#### Entries shown ####
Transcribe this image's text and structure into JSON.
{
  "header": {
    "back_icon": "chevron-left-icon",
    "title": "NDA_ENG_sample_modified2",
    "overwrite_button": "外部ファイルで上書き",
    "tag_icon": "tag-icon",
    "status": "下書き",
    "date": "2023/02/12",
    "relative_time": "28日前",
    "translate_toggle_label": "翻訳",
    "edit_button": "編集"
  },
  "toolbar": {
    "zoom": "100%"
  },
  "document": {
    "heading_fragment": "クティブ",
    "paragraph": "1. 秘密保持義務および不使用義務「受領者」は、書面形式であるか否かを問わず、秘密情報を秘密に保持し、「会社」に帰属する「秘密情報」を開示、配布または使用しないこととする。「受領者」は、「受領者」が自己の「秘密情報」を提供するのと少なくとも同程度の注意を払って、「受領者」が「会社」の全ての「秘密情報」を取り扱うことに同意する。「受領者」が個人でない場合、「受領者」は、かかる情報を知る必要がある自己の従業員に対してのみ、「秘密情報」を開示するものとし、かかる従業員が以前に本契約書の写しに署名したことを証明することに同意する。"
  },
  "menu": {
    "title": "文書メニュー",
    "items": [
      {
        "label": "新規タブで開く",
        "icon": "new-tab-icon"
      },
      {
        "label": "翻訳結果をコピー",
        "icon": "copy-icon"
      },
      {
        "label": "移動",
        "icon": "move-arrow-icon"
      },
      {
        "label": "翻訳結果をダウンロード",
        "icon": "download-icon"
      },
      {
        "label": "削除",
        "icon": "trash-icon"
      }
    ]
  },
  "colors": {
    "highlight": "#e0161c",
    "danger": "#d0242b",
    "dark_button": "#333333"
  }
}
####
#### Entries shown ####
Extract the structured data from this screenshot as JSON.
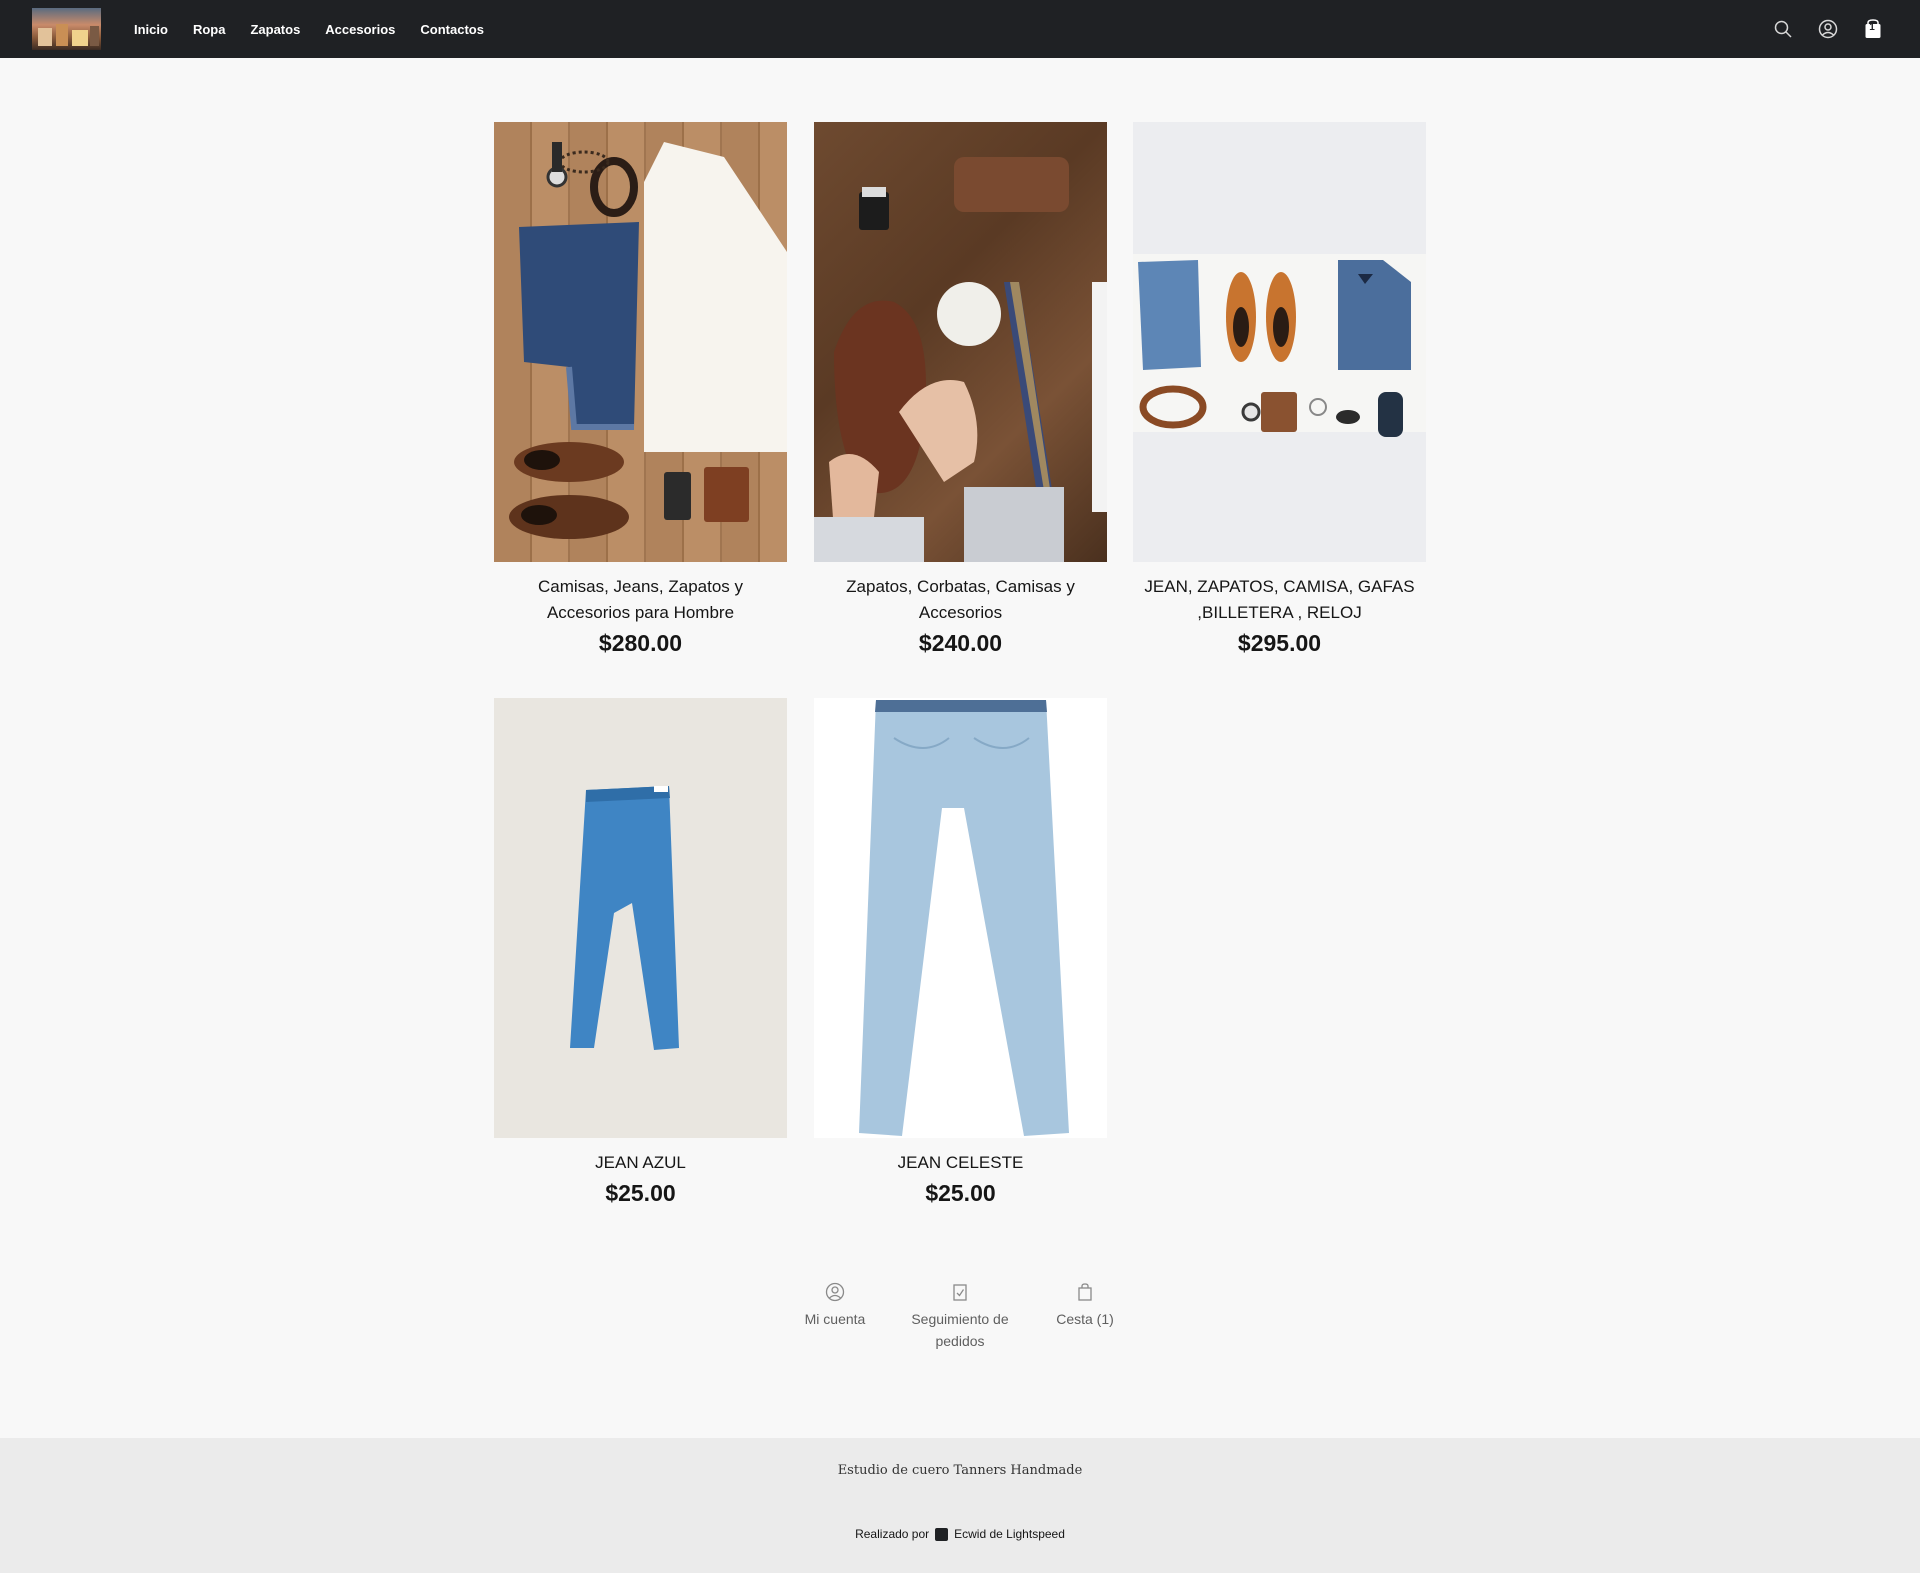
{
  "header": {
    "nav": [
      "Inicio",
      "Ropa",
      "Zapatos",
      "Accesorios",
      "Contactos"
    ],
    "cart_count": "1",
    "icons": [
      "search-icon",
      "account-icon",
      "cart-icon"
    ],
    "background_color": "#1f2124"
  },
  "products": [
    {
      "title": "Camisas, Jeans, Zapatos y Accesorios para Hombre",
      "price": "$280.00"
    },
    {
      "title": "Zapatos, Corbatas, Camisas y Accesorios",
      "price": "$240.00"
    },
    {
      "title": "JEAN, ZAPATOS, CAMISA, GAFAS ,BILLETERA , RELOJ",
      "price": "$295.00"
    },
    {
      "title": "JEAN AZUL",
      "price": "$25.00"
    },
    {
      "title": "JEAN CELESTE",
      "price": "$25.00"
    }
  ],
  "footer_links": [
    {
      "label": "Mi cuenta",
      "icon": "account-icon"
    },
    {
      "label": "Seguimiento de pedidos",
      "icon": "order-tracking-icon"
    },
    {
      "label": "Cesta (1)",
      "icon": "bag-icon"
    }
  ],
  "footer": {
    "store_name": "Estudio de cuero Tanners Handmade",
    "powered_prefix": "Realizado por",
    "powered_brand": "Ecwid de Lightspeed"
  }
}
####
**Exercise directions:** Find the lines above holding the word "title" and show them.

**Your solution:**
    "title": "NDA_ENG_sample_modified2",
    "title": "文書メニュー",
      "title": "Camisas, Jeans, Zapatos y Accesorios para Hombre",
      "title": "Zapatos, Corbatas, Camisas y Accesorios",
      "title": "JEAN, ZAPATOS, CAMISA, GAFAS ,BILLETERA , RELOJ",
      "title": "JEAN AZUL",
      "title": "JEAN CELESTE",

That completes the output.